(App and web page records)

"""

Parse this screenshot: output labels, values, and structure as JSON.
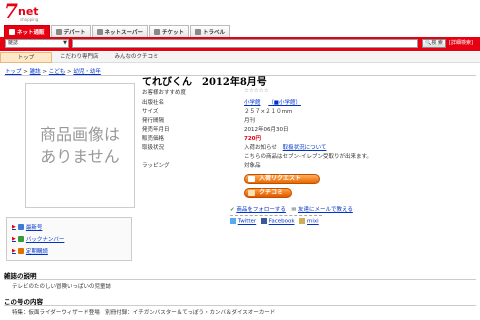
{
  "header": {
    "logo_seven": "7",
    "logo_net": "net",
    "logo_shopping": "shopping",
    "tabs": [
      {
        "label": "ネット通販",
        "active": true
      },
      {
        "label": "デパート",
        "active": false
      },
      {
        "label": "ネットスーパー",
        "active": false
      },
      {
        "label": "チケット",
        "active": false
      },
      {
        "label": "トラベル",
        "active": false
      }
    ]
  },
  "search": {
    "category": "雑誌",
    "placeholder": "",
    "button": "検 索",
    "advanced": "[詳細検索]"
  },
  "subnav": {
    "items": [
      "トップ",
      "こだわり専門店",
      "みんなのクチコミ"
    ]
  },
  "breadcrumb": {
    "top": "トップ",
    "magazine": "雑誌",
    "kids": "こども",
    "infant": "幼児・幼年",
    "sep": ">"
  },
  "product": {
    "no_image": "商品画像はありません",
    "title": "てれびくん　2012年8月号",
    "rows": [
      {
        "label": "お客様おすすめ度",
        "value": "☆☆☆☆☆"
      },
      {
        "label": "出版社名",
        "value": "小学館",
        "value2": "（■小学館）"
      },
      {
        "label": "サイズ",
        "value": "２５７×２１０mm"
      },
      {
        "label": "発行間隔",
        "value": "月刊"
      },
      {
        "label": "発売年月日",
        "value": "2012年06月30日"
      },
      {
        "label": "販売価格",
        "value": "720円"
      },
      {
        "label": "取扱状況",
        "value": "入荷お知らせ",
        "value2": "取扱状況について"
      },
      {
        "label": "",
        "value": "こちらの商品はセブン-イレブン受取りが出来ます。"
      },
      {
        "label": "ラッピング",
        "value": "対象品"
      }
    ],
    "btn_notify": "入荷リクエスト",
    "btn_review": "クチコミ",
    "follow": "商品をフォローする",
    "email": "友達にメールで教える",
    "twitter": "Twitter",
    "facebook": "Facebook",
    "mixi": "mixi"
  },
  "side_links": [
    {
      "label": "最新号",
      "color": "#3a7bd5"
    },
    {
      "label": "バックナンバー",
      "color": "#3a9a3a"
    },
    {
      "label": "定期購読",
      "color": "#e07000"
    }
  ],
  "sections": {
    "about_title": "雑誌の説明",
    "about_text": "テレビのたのしい冒険いっぱいの児童誌",
    "contents_title": "この号の内容",
    "contents_text": "特集：仮面ライダーウィザード登場　別冊付録：イチガンバスター＆てっぽう・カンバ＆ダイスオーカード"
  },
  "colors": {
    "brand_red": "#e60012",
    "link_blue": "#0033cc",
    "button_orange": "#e86800"
  }
}
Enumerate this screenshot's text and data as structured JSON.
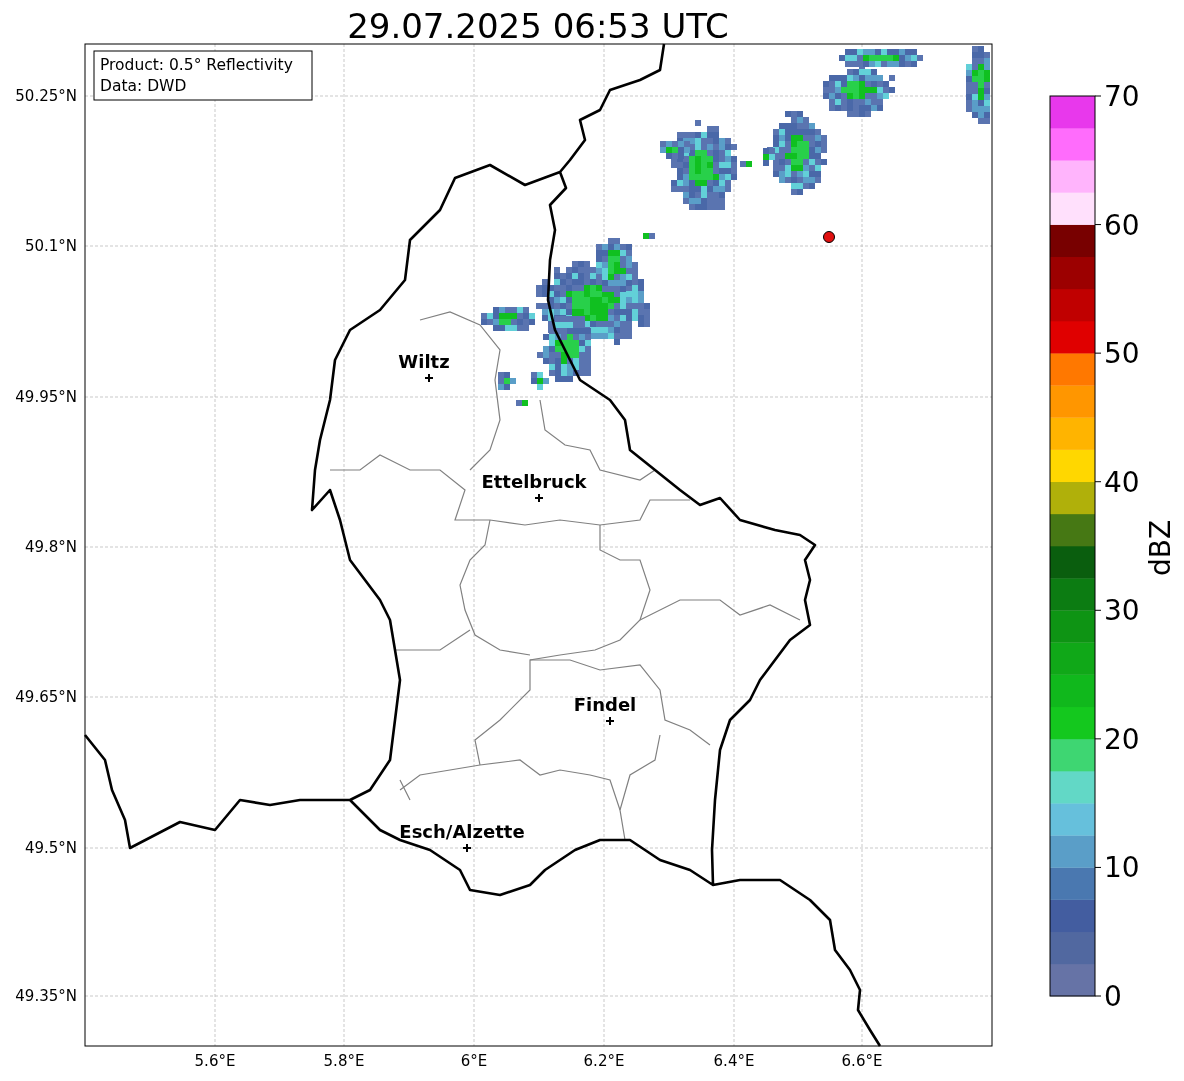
{
  "title": "29.07.2025 06:53 UTC",
  "info_box": {
    "lines": [
      "Product: 0.5° Reflectivity",
      "Data: DWD"
    ]
  },
  "map": {
    "y_ticks": [
      "50.25°N",
      "50.1°N",
      "49.95°N",
      "49.8°N",
      "49.65°N",
      "49.5°N",
      "49.35°N"
    ],
    "x_ticks": [
      "5.6°E",
      "5.8°E",
      "6°E",
      "6.2°E",
      "6.4°E",
      "6.6°E"
    ],
    "cities": [
      {
        "name": "Wiltz"
      },
      {
        "name": "Ettelbruck"
      },
      {
        "name": "Findel"
      },
      {
        "name": "Esch/Alzette"
      }
    ]
  },
  "colorbar": {
    "label": "dBZ",
    "ticks": [
      "70",
      "60",
      "50",
      "40",
      "30",
      "20",
      "10",
      "0"
    ],
    "bins": [
      {
        "color": "#6673a6"
      },
      {
        "color": "#5168a0"
      },
      {
        "color": "#435da0"
      },
      {
        "color": "#4a78b0"
      },
      {
        "color": "#5a9ec8"
      },
      {
        "color": "#66c0dc"
      },
      {
        "color": "#62d8c6"
      },
      {
        "color": "#3ed672"
      },
      {
        "color": "#14c81e"
      },
      {
        "color": "#10b81c"
      },
      {
        "color": "#10a818"
      },
      {
        "color": "#0e9414"
      },
      {
        "color": "#0c7c12"
      },
      {
        "color": "#0a5e0e"
      },
      {
        "color": "#467814"
      },
      {
        "color": "#b0b00a"
      },
      {
        "color": "#ffd700"
      },
      {
        "color": "#ffb400"
      },
      {
        "color": "#ff9600"
      },
      {
        "color": "#ff7800"
      },
      {
        "color": "#e00000"
      },
      {
        "color": "#c00000"
      },
      {
        "color": "#9c0000"
      },
      {
        "color": "#780000"
      },
      {
        "color": "#ffe0fc"
      },
      {
        "color": "#ffb4fc"
      },
      {
        "color": "#ff6cfc"
      },
      {
        "color": "#e838ec"
      }
    ]
  }
}
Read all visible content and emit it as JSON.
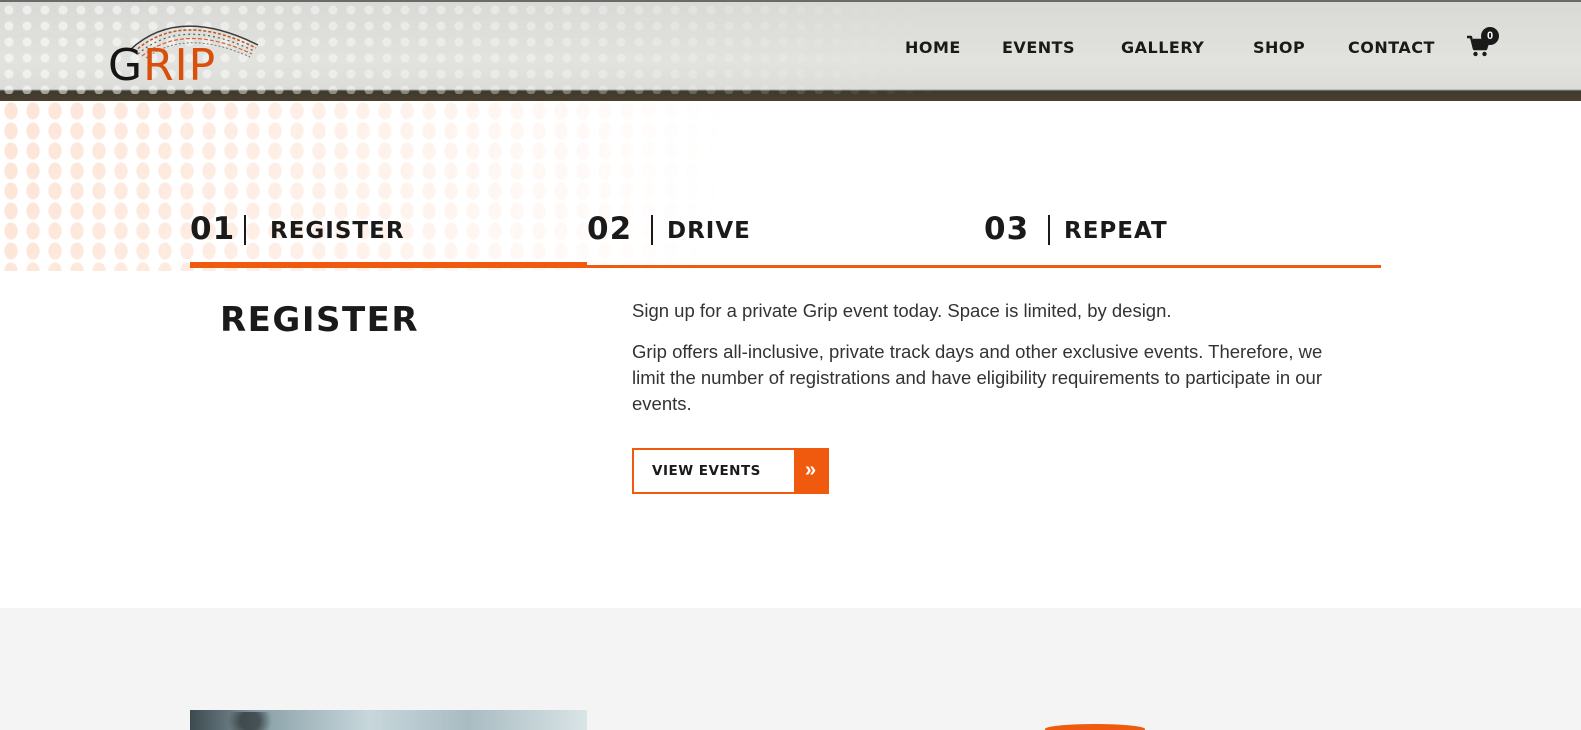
{
  "brand": {
    "logo_g": "G",
    "logo_rip": "RIP",
    "logo_alt": "GRIP",
    "accent_color": "#f05a0e"
  },
  "nav": {
    "items": [
      {
        "label": "HOME"
      },
      {
        "label": "EVENTS"
      },
      {
        "label": "GALLERY"
      },
      {
        "label": "SHOP"
      },
      {
        "label": "CONTACT"
      }
    ],
    "cart_icon": "cart-icon",
    "cart_count": "0"
  },
  "steps": {
    "tabs": [
      {
        "number": "01",
        "label": "REGISTER",
        "active": true
      },
      {
        "number": "02",
        "label": "DRIVE",
        "active": false
      },
      {
        "number": "03",
        "label": "REPEAT",
        "active": false
      }
    ]
  },
  "panel": {
    "title": "REGISTER",
    "paragraph_1": "Sign up for a private Grip event today. Space is limited, by design.",
    "paragraph_2": "Grip offers all-inclusive, private track days and other exclusive events. Therefore, we limit the number of registrations and have eligibility requirements to participate in our events.",
    "button_label": "VIEW EVENTS",
    "button_icon": "double-chevron-right-icon"
  }
}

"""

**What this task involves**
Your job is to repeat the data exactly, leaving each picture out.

**Problem solution**
Parse this screenshot: output labels, values, and structure as JSON.
{
  "header": {
    "logo_seven": "7",
    "logo_net": "net",
    "logo_shopping": "shopping",
    "tabs": [
      {
        "label": "ネット通販",
        "active": true
      },
      {
        "label": "デパート",
        "active": false
      },
      {
        "label": "ネットスーパー",
        "active": false
      },
      {
        "label": "チケット",
        "active": false
      },
      {
        "label": "トラベル",
        "active": false
      }
    ]
  },
  "search": {
    "category": "雑誌",
    "placeholder": "",
    "button": "検 索",
    "advanced": "[詳細検索]"
  },
  "subnav": {
    "items": [
      "トップ",
      "こだわり専門店",
      "みんなのクチコミ"
    ]
  },
  "breadcrumb": {
    "top": "トップ",
    "magazine": "雑誌",
    "kids": "こども",
    "infant": "幼児・幼年",
    "sep": ">"
  },
  "product": {
    "no_image": "商品画像はありません",
    "title": "てれびくん　2012年8月号",
    "rows": [
      {
        "label": "お客様おすすめ度",
        "value": "☆☆☆☆☆"
      },
      {
        "label": "出版社名",
        "value": "小学館",
        "value2": "（■小学館）"
      },
      {
        "label": "サイズ",
        "value": "２５７×２１０mm"
      },
      {
        "label": "発行間隔",
        "value": "月刊"
      },
      {
        "label": "発売年月日",
        "value": "2012年06月30日"
      },
      {
        "label": "販売価格",
        "value": "720円"
      },
      {
        "label": "取扱状況",
        "value": "入荷お知らせ",
        "value2": "取扱状況について"
      },
      {
        "label": "",
        "value": "こちらの商品はセブン-イレブン受取りが出来ます。"
      },
      {
        "label": "ラッピング",
        "value": "対象品"
      }
    ],
    "btn_notify": "入荷リクエスト",
    "btn_review": "クチコミ",
    "follow": "商品をフォローする",
    "email": "友達にメールで教える",
    "twitter": "Twitter",
    "facebook": "Facebook",
    "mixi": "mixi"
  },
  "side_links": [
    {
      "label": "最新号",
      "color": "#3a7bd5"
    },
    {
      "label": "バックナンバー",
      "color": "#3a9a3a"
    },
    {
      "label": "定期購読",
      "color": "#e07000"
    }
  ],
  "sections": {
    "about_title": "雑誌の説明",
    "about_text": "テレビのたのしい冒険いっぱいの児童誌",
    "contents_title": "この号の内容",
    "contents_text": "特集：仮面ライダーウィザード登場　別冊付録：イチガンバスター＆てっぽう・カンバ＆ダイスオーカード"
  },
  "colors": {
    "brand_red": "#e60012",
    "link_blue": "#0033cc",
    "button_orange": "#e86800"
  }
}
Enumerate this screenshot's text and data as structured JSON.
{
  "title": "29.07.2025 06:53 UTC",
  "info_box": {
    "lines": [
      "Product: 0.5° Reflectivity",
      "Data: DWD"
    ]
  },
  "map": {
    "y_ticks": [
      "50.25°N",
      "50.1°N",
      "49.95°N",
      "49.8°N",
      "49.65°N",
      "49.5°N",
      "49.35°N"
    ],
    "x_ticks": [
      "5.6°E",
      "5.8°E",
      "6°E",
      "6.2°E",
      "6.4°E",
      "6.6°E"
    ],
    "cities": [
      {
        "name": "Wiltz"
      },
      {
        "name": "Ettelbruck"
      },
      {
        "name": "Findel"
      },
      {
        "name": "Esch/Alzette"
      }
    ]
  },
  "colorbar": {
    "label": "dBZ",
    "ticks": [
      "70",
      "60",
      "50",
      "40",
      "30",
      "20",
      "10",
      "0"
    ],
    "bins": [
      {
        "color": "#6673a6"
      },
      {
        "color": "#5168a0"
      },
      {
        "color": "#435da0"
      },
      {
        "color": "#4a78b0"
      },
      {
        "color": "#5a9ec8"
      },
      {
        "color": "#66c0dc"
      },
      {
        "color": "#62d8c6"
      },
      {
        "color": "#3ed672"
      },
      {
        "color": "#14c81e"
      },
      {
        "color": "#10b81c"
      },
      {
        "color": "#10a818"
      },
      {
        "color": "#0e9414"
      },
      {
        "color": "#0c7c12"
      },
      {
        "color": "#0a5e0e"
      },
      {
        "color": "#467814"
      },
      {
        "color": "#b0b00a"
      },
      {
        "color": "#ffd700"
      },
      {
        "color": "#ffb400"
      },
      {
        "color": "#ff9600"
      },
      {
        "color": "#ff7800"
      },
      {
        "color": "#e00000"
      },
      {
        "color": "#c00000"
      },
      {
        "color": "#9c0000"
      },
      {
        "color": "#780000"
      },
      {
        "color": "#ffe0fc"
      },
      {
        "color": "#ffb4fc"
      },
      {
        "color": "#ff6cfc"
      },
      {
        "color": "#e838ec"
      }
    ]
  }
}
Read all visible content and emit it as JSON.
{
  "brand": {
    "logo_g": "G",
    "logo_rip": "RIP",
    "logo_alt": "GRIP",
    "accent_color": "#f05a0e"
  },
  "nav": {
    "items": [
      {
        "label": "HOME"
      },
      {
        "label": "EVENTS"
      },
      {
        "label": "GALLERY"
      },
      {
        "label": "SHOP"
      },
      {
        "label": "CONTACT"
      }
    ],
    "cart_icon": "cart-icon",
    "cart_count": "0"
  },
  "steps": {
    "tabs": [
      {
        "number": "01",
        "label": "REGISTER",
        "active": true
      },
      {
        "number": "02",
        "label": "DRIVE",
        "active": false
      },
      {
        "number": "03",
        "label": "REPEAT",
        "active": false
      }
    ]
  },
  "panel": {
    "title": "REGISTER",
    "paragraph_1": "Sign up for a private Grip event today. Space is limited, by design.",
    "paragraph_2": "Grip offers all-inclusive, private track days and other exclusive events. Therefore, we limit the number of registrations and have eligibility requirements to participate in our events.",
    "button_label": "VIEW EVENTS",
    "button_icon": "double-chevron-right-icon"
  }
}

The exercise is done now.